BEGIN Material for this exercise

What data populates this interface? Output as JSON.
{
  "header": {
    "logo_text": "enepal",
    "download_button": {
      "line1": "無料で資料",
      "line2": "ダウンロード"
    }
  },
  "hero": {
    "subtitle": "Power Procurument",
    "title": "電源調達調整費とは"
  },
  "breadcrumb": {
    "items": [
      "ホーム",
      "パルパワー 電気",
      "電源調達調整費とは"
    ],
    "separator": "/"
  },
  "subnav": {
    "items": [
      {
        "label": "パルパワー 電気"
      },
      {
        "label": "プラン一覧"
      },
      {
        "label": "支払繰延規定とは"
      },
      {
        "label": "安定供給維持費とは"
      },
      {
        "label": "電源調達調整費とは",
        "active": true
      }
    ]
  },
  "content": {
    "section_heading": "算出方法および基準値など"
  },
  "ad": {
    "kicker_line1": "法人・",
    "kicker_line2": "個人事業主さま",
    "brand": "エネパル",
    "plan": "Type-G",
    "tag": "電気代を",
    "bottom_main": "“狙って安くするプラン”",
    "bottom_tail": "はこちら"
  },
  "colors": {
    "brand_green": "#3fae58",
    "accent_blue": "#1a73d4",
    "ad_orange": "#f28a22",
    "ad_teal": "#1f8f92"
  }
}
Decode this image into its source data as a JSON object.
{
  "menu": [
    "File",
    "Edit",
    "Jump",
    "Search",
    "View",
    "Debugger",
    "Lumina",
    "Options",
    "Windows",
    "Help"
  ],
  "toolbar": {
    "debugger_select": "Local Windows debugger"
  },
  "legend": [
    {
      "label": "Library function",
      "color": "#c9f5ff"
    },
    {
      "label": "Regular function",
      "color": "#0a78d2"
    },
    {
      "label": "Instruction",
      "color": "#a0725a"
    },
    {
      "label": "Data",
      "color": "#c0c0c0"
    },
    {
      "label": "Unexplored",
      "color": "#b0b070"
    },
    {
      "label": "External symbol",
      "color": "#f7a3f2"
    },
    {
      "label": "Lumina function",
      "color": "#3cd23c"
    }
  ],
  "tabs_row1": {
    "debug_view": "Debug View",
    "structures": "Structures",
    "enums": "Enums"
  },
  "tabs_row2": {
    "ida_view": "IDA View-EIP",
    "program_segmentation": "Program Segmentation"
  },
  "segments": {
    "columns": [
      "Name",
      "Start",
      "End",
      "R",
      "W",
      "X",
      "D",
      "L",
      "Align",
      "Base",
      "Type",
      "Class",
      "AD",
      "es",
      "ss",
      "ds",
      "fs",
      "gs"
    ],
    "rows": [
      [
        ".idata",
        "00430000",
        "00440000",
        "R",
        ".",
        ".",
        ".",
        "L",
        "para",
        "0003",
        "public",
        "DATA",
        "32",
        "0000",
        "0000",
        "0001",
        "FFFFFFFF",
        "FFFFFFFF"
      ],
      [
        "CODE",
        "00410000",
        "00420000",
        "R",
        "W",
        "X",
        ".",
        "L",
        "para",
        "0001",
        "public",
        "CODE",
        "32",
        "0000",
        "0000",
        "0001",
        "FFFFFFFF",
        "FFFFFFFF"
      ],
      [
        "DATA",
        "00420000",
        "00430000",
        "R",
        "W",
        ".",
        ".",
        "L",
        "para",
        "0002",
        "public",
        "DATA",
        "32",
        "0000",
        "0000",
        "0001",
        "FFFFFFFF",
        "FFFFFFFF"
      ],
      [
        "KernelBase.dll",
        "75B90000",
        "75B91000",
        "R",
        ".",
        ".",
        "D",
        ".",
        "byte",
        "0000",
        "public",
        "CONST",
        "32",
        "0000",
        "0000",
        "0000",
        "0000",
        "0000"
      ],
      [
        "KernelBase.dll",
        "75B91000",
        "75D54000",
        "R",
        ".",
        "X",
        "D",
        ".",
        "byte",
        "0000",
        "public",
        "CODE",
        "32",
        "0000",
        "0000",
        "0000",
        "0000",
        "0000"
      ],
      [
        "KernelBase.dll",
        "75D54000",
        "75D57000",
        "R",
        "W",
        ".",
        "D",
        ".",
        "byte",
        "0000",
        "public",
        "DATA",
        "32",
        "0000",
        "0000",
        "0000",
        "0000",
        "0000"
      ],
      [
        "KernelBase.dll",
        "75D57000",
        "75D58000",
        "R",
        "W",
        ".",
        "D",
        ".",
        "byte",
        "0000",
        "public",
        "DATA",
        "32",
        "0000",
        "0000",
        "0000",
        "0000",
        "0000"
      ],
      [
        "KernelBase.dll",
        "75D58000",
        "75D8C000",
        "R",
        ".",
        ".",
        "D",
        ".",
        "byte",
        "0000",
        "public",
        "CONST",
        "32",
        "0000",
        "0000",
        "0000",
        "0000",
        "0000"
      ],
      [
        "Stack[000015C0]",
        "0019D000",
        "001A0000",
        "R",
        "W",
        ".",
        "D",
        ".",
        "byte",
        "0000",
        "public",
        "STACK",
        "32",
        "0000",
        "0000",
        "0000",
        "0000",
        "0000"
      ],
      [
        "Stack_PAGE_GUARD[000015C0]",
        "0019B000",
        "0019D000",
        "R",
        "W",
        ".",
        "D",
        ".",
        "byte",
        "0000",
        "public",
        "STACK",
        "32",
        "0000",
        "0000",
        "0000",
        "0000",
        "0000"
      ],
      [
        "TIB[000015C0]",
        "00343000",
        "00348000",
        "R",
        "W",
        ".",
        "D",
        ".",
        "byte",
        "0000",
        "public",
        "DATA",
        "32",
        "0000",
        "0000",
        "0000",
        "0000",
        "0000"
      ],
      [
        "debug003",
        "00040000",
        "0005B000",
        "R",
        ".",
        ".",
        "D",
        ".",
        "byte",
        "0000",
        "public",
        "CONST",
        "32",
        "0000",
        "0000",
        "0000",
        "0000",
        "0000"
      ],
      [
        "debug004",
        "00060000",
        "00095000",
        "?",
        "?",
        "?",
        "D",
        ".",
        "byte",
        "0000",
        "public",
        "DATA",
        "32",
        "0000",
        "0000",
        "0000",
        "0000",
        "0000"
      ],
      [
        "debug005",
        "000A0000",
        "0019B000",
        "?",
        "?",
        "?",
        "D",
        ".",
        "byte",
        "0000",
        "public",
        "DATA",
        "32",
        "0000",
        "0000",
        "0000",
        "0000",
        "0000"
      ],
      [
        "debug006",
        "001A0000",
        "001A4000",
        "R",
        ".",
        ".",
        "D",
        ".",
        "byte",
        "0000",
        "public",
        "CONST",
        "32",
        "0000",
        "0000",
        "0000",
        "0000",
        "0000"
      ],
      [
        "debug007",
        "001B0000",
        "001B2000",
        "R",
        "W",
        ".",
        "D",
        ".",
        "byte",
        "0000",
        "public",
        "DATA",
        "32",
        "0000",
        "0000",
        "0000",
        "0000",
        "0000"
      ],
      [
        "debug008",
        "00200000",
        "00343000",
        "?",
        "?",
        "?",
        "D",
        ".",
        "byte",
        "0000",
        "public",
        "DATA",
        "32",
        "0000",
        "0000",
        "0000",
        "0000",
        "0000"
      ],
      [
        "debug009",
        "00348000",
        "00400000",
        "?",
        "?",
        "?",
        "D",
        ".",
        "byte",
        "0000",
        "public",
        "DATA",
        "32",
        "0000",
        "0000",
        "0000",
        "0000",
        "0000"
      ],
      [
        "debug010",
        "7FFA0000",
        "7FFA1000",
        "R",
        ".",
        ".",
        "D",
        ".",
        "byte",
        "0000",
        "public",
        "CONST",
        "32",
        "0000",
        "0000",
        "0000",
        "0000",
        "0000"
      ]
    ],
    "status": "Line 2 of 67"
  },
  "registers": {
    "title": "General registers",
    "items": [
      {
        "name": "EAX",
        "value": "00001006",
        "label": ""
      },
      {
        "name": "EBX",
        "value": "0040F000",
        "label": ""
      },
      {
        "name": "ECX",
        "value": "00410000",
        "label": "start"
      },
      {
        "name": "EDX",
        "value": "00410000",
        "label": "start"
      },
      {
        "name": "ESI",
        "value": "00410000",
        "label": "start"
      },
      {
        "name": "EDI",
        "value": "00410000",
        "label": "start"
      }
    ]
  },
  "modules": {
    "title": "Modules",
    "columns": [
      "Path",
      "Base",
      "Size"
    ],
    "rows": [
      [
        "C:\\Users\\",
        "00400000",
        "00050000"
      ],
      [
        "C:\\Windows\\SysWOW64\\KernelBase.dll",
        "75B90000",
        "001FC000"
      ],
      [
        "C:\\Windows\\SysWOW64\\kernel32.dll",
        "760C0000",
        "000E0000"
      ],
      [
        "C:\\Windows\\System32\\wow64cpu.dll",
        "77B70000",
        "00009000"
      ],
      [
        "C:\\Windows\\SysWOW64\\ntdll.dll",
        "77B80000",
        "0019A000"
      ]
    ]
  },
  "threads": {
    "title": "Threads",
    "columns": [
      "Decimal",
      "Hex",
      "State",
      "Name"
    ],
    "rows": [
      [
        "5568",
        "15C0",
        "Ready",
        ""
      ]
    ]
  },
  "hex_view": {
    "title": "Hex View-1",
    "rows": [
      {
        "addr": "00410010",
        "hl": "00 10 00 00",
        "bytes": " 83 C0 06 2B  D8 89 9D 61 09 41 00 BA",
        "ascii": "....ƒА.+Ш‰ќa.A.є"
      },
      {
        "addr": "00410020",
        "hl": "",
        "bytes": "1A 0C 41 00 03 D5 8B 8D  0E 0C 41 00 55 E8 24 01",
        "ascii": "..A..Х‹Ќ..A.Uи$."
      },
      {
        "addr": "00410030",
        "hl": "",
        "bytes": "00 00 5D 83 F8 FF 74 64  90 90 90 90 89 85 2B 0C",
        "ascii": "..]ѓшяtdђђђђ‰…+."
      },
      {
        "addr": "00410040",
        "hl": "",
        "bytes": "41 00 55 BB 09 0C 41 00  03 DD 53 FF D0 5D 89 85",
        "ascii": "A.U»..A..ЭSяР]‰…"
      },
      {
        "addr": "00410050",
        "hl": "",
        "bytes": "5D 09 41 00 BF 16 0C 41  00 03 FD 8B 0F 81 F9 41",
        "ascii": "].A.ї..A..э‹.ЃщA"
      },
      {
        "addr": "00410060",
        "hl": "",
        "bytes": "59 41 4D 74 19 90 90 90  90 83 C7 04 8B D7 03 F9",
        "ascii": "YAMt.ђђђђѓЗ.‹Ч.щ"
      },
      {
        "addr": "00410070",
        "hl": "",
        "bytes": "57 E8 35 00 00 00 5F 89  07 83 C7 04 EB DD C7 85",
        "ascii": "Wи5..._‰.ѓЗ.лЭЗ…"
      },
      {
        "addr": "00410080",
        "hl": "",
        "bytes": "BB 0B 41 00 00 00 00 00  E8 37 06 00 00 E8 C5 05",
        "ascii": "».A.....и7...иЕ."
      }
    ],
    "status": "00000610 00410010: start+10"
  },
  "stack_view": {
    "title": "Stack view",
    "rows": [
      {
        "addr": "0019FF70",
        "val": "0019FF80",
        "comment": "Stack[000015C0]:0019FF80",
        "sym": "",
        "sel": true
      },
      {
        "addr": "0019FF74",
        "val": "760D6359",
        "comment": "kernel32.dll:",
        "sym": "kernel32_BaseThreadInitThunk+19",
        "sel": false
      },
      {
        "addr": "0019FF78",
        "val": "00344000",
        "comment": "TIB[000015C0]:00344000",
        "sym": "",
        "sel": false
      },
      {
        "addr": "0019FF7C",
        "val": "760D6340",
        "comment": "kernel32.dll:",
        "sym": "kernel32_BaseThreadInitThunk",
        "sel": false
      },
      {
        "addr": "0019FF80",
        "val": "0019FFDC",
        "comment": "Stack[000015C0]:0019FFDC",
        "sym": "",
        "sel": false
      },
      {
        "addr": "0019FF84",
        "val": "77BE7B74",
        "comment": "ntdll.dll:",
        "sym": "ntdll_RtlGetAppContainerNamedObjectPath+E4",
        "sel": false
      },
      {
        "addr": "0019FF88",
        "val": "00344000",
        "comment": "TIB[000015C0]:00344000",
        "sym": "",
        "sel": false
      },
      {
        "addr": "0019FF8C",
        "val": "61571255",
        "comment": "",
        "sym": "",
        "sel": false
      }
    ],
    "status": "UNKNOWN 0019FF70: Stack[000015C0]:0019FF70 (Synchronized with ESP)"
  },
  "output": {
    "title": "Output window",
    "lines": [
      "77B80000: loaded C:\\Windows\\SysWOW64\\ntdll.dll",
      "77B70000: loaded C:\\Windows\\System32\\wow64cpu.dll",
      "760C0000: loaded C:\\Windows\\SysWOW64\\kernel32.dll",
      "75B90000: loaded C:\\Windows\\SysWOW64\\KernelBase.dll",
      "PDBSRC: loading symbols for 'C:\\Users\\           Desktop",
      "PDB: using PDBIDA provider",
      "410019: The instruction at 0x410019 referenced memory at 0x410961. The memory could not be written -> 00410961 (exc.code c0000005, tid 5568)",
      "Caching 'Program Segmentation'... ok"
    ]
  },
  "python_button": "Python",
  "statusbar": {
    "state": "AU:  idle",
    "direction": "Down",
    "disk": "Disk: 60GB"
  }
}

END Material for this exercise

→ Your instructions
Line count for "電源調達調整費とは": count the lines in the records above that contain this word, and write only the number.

→ Output
3